## Page and application data records
..........

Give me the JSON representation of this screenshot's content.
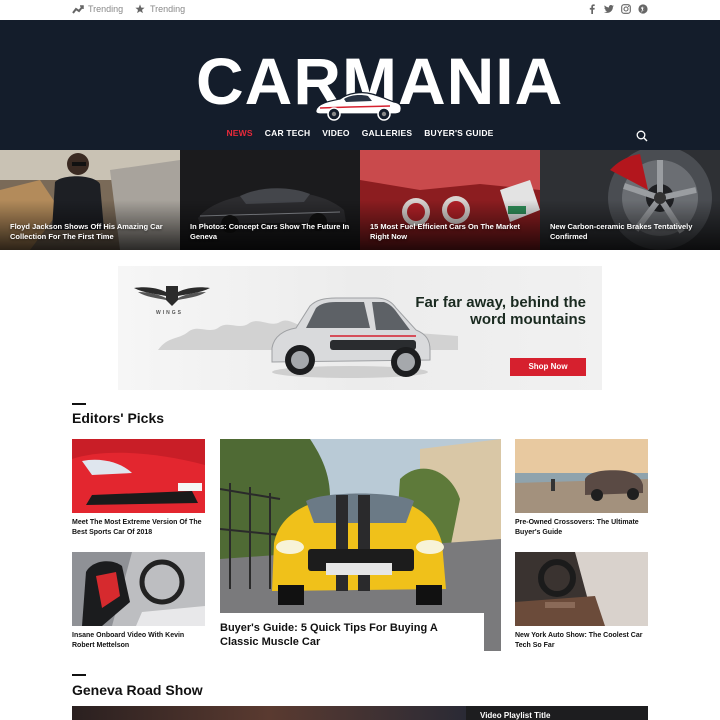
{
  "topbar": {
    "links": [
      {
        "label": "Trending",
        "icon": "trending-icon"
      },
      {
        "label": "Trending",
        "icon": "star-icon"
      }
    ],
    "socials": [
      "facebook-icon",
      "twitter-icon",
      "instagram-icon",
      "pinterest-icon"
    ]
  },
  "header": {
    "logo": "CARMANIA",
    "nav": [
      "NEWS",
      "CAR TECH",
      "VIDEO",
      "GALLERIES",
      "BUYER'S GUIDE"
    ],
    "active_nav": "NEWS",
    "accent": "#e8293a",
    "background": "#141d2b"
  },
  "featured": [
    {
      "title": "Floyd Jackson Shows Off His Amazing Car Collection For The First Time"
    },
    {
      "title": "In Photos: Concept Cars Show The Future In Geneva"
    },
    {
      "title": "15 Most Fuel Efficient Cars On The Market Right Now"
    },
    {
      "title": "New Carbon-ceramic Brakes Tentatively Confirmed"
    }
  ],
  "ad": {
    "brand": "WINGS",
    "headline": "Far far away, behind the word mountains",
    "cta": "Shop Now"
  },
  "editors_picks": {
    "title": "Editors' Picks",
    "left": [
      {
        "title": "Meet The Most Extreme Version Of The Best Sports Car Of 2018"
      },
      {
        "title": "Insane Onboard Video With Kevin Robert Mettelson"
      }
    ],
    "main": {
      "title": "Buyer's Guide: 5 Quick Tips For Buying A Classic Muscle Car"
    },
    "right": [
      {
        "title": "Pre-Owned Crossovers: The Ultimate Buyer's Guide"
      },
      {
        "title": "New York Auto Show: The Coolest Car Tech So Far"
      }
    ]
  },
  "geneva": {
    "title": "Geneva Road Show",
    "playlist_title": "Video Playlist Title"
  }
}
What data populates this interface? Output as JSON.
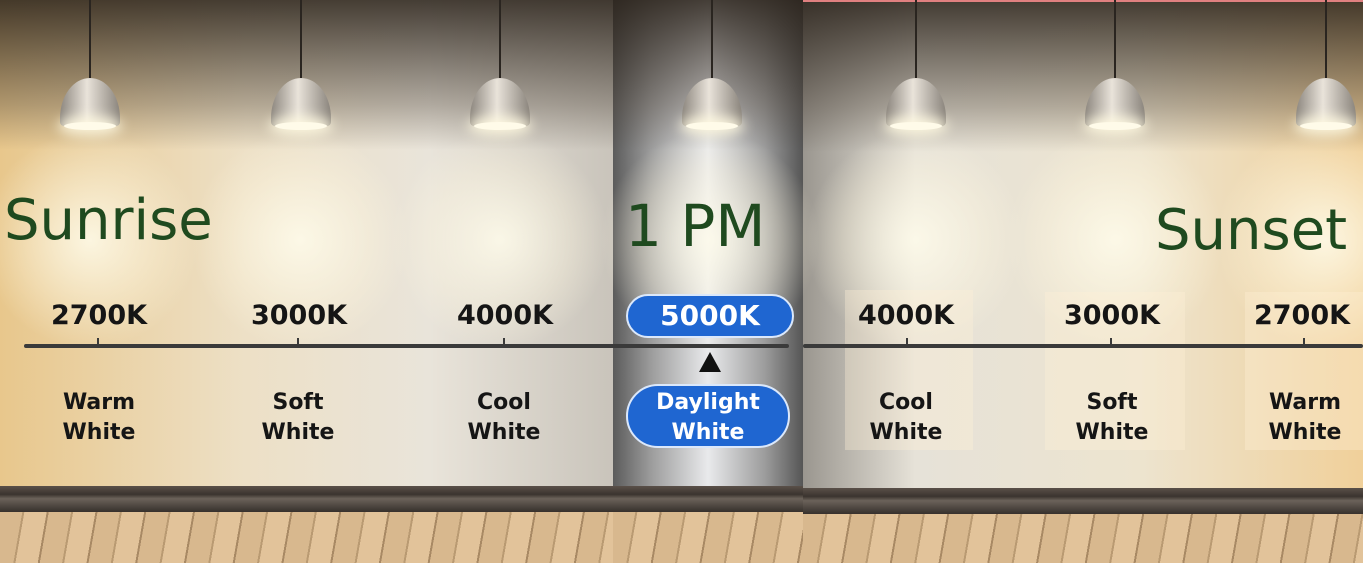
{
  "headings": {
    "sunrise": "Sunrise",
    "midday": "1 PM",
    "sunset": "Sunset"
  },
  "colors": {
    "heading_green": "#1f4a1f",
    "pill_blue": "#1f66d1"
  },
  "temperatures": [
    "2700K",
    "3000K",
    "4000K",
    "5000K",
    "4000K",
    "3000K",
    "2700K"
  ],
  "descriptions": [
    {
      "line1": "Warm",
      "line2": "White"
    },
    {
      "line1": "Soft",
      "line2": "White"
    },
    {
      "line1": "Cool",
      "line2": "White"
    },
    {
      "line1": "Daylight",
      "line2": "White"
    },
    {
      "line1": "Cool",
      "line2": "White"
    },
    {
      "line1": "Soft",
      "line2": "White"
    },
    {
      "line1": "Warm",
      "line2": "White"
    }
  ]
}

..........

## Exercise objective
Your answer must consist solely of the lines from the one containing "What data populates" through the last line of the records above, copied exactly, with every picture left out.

## Exercise response
What data populates this interface? Output as JSON.
{
  "headings": {
    "sunrise": "Sunrise",
    "midday": "1 PM",
    "sunset": "Sunset"
  },
  "colors": {
    "heading_green": "#1f4a1f",
    "pill_blue": "#1f66d1"
  },
  "temperatures": [
    "2700K",
    "3000K",
    "4000K",
    "5000K",
    "4000K",
    "3000K",
    "2700K"
  ],
  "descriptions": [
    {
      "line1": "Warm",
      "line2": "White"
    },
    {
      "line1": "Soft",
      "line2": "White"
    },
    {
      "line1": "Cool",
      "line2": "White"
    },
    {
      "line1": "Daylight",
      "line2": "White"
    },
    {
      "line1": "Cool",
      "line2": "White"
    },
    {
      "line1": "Soft",
      "line2": "White"
    },
    {
      "line1": "Warm",
      "line2": "White"
    }
  ]
}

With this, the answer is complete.